The cost of your EMV POS terminal will vary depending on additional functionality. If you want your business accepting contactless payments (NFC), expect to pay more.
NFC POS Terminals
Many retail businesses wishing to reduce checkout times are upgrading their payment terminals to support NFC payments. NFC allows your customers to simply hold up or tap their cards or smartphone to a device, in order to carry out a payment. There is no need to swipe through a device, insert any chips, or hand over a card to a teller.
Large businesses such as Starbucks have begun implementing NFC and mobile payments (mobile payments and NFC are interchangeable), since they see a high volume of customers daily, and would like to process as many as possible in the shortest amount of time. Earlier this year, in an earnings call, Starbucks CEO Howard Shultz revealed that 20% of all in-store transactions are carried out via mobile payments.
Just as with EMV, Merchant Services Providers you are working with may be willing to upgrade your devices to support NFC, should you request it. If you were looking to purchase these devices directly out of pocket, it could cost businesses on average around $262 per reader. More affordable and price-sensitive options are becoming more popular for both EMV and NFC POS terminals. Companies such as Square are offering low-cost solutions to many small/mid-sized business owners. There are some concerns and considerations to be made with “budget” solutions, such as Square. They may prove to be more costly in the end, due to higher long-term costs.
A Note on Square
When it comes to payment solutions, Square has been on the lips of many business owners – recently it has been making headlines with its impending initial public offering. Square is a payment processor and POS solution that has been growing in popularity over the last few years, partly due to its low upfront costs and ease of use. Square’s technology relies on the use of mobile devices (iPads, iPhones, and select Android products) to carry out transactions. If you already have a compatible device, all you need to do is buy a magnetic stripe reader attachment (these range from $49 to $99), and you can begin processing card payments out of the box.

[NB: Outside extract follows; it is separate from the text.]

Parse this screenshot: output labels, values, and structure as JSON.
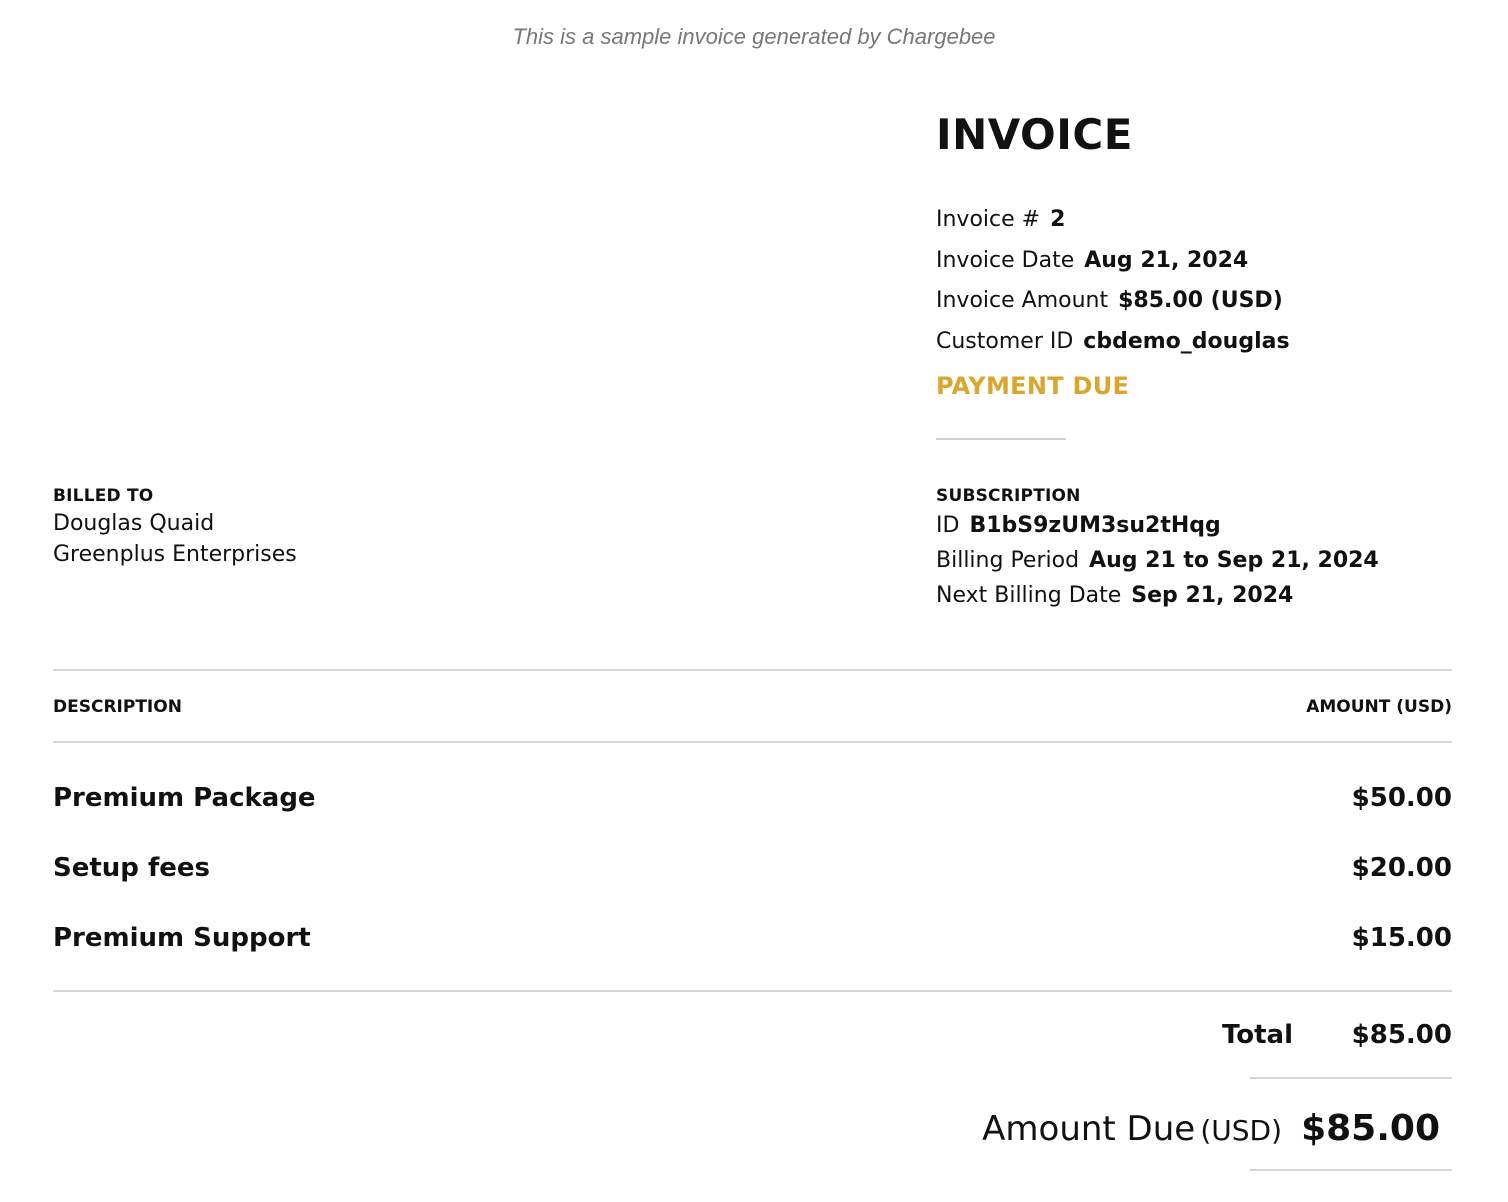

Square takes a 2.75% cut of every swiped transaction, and 3.5% + $0.15 per manually entered transaction (card-not-present). This is more than the average interchange fee most vendors receive through more traditional merchant service providers. The fixed pricing model may work for some, but business owners who want more control over their costs should consider going down a more traditional payment processing route. Other merchant service providers will be able to work with you on a pricing structure that may better suit your business.